The COVID-19 outbreak that is travelling across the world is revealing some unusual things in the clinical signs that seem to vary for every person and in distinct locations. Various organ systems might be affected differently in several amounts in different suffers. There has been several stories in the media as well as in the medical periodicals of a array of distinct skin disorders in people who have contracted coronavirus. Among the odd conditions that has been given some interest from the mass media is the way a lot of those with COVID-19 are developing chilblains, especially children and those who would not generally develop a chilblain. Chilblains are usually reasonably frequent at any rate in the colder environments. The earliest accounts of these chilblains in people that have COVID-19 was while in the wintertime in Spain as well as Italy, which means you may be expecting a number of people to get them in any case. Subsequent study focused on if they were just an incidental finding or if the infection was actually causing the chilblains and they're part of the pathophysiological process of the problem. This is still not clear at this time which one of these is the situation. These lesions have been given the name of COVID toes.
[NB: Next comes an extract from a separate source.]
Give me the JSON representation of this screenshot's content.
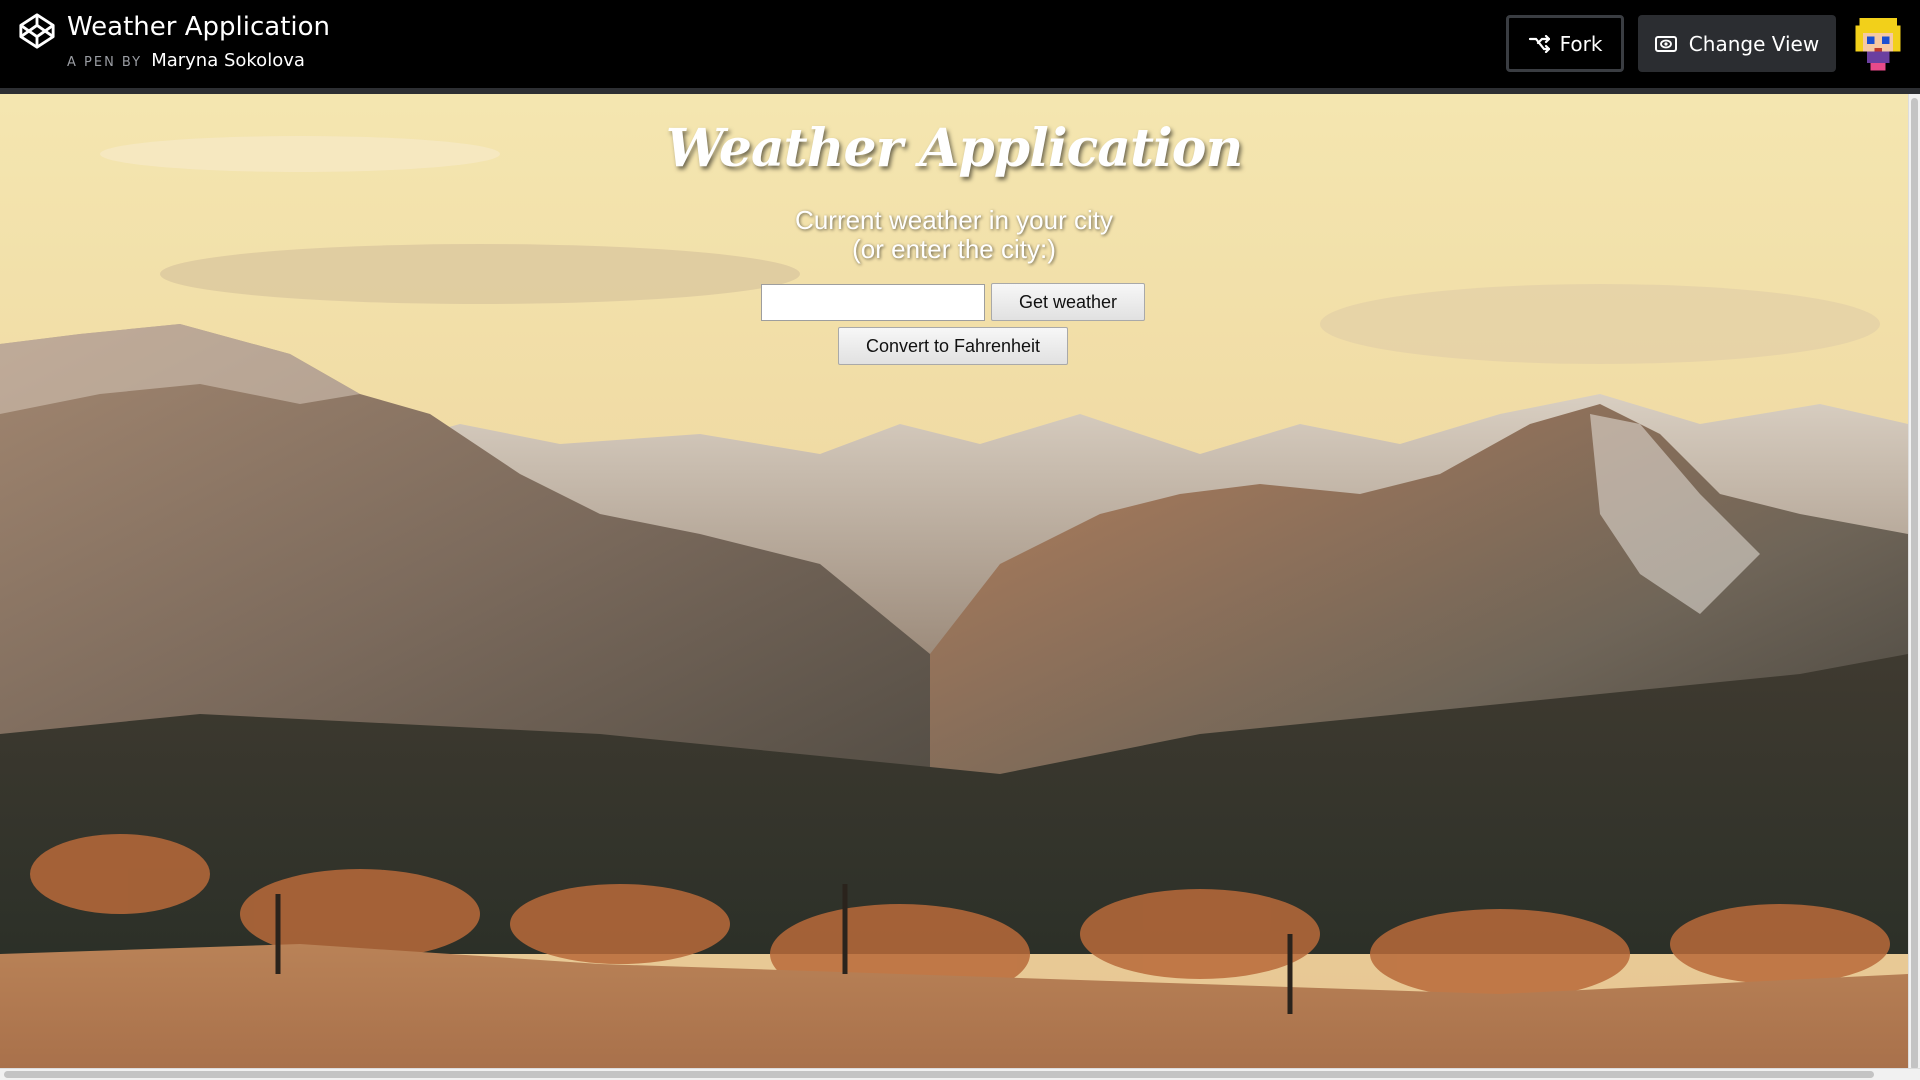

An instalment of the podiatry connected livestream, PodChatLive tackled this challenge on chilblains in COVID-19 and also the character of the phenomenon. The hosts of the livestream talked about the topic with Nadia Dembskey, a foot doctor from South Africa with a specific curiosity about this topic and who is thinking of pursing a PhD on the subject. In the episode, they did in particular cover the difficulties regarding if the chilblains really are a part of the disease process of the coronavirus or if they're just typical everyday chilblains which are merely more prevalent in those infected by COVID-19. This episode of PodChatLive ended up being broadcast live on Facebook and the edited version of the video is on YouTube, as well as an audio edition on the common podcast sites.